So if you had a son with equal talents for football and baseball, which sport would you push him toward for college? Right – football is the cheaper alternative.
I don’t care how many minority tournaments are sponsored or camps with major leaguers are held. Those are fine, but they aren’t sustainable.
MLB needs to insist on clearing these obstacles to their sport at all levels, and costs are a key component. Indeed, it could be the primary component.
The Braves Angle
More from Tomahawk Take
- Atlanta Braves 2012 Prospect Review: Joey Terdoslavich
- Braves News: Braves sign Fuentes, Andruw’s HOF candidacy, more
- The Weakest Braves Homers Since 2015
- Atlanta Braves Sign Joshua Fuentes to Minor League Deal
- Braves News: New Year’s Eve comes with several questions about the 2023 Braves

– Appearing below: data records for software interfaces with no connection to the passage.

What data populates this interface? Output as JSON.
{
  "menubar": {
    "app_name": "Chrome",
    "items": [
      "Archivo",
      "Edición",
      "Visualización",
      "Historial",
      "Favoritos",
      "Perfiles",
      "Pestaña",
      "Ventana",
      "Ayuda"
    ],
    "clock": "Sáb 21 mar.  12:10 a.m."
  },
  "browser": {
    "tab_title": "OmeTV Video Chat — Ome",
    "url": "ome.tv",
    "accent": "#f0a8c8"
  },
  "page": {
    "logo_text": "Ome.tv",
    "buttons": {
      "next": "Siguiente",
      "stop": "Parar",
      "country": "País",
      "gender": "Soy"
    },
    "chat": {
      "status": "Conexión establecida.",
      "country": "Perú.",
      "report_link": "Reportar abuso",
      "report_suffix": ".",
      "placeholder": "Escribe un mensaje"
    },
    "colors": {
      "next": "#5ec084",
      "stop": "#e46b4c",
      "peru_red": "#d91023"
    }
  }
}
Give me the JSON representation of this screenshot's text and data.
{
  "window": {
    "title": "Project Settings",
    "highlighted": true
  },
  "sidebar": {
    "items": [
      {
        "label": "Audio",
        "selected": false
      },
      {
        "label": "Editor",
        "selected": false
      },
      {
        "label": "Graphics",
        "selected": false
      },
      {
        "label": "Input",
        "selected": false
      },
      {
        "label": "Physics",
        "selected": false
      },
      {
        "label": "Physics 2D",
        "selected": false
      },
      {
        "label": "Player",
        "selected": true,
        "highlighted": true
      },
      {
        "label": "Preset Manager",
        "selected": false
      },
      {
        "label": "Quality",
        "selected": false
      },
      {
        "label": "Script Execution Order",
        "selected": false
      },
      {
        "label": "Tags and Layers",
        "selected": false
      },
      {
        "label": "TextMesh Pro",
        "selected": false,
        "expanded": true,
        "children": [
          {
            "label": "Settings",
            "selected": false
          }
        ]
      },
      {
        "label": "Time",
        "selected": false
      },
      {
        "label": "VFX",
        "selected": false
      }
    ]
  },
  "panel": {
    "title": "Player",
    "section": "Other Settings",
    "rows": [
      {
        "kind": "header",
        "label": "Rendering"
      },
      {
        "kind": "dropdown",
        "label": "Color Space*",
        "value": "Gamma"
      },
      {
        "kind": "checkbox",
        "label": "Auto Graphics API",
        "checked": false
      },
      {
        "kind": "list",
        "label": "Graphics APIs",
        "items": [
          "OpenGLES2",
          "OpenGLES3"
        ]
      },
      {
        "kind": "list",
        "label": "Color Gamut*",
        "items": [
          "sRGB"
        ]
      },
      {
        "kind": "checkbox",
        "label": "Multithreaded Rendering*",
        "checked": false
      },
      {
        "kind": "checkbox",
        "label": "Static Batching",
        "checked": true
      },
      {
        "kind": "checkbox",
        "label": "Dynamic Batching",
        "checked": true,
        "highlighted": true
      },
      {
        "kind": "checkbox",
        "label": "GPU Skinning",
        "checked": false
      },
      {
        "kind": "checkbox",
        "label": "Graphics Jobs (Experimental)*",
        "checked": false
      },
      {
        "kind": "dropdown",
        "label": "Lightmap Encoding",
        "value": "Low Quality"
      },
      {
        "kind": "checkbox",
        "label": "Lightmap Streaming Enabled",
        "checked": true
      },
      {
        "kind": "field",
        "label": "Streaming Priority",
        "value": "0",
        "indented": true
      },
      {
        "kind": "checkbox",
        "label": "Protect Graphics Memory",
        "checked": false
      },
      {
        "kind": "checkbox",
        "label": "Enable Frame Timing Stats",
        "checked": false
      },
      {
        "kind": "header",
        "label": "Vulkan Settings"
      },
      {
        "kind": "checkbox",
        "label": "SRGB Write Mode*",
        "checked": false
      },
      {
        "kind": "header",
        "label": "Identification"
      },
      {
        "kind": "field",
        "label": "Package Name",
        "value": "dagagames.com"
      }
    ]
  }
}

The Atlanta metro area is ripe with young African American male athletes. If the Braves are serious about increasing their scouting presence (I believe they are), then the franchise needs to encourage these kids in their own backyard first.
Give the scouts somebody new to see… and in turn, players with talent will be on the Braves’ radar first.
If a kid believes that the only way he can get to a college baseball program or get seen enough to be drafted is via a travel team or some All-American tournament, then they won’t even start baseball if their parent don’t see a financially reasonable path to participation.
But an army of scouts able to check out pick-up games on random afternoons? … that would be a good place to find a lot of diamonds in the rough.
Baseball wants to add 50+ new major league player jobs in the coming years, plus another 300+ minor league jobs. Atlanta tapped into a resource called Curaçao 2 decades ago, and that bit of foresight spawned multiple major league players.
The next wave of premium talent could be right under their noses… if they can be persuaded to switch sporting allegiances. MLB – with the Braves leading the charge – should help them do so.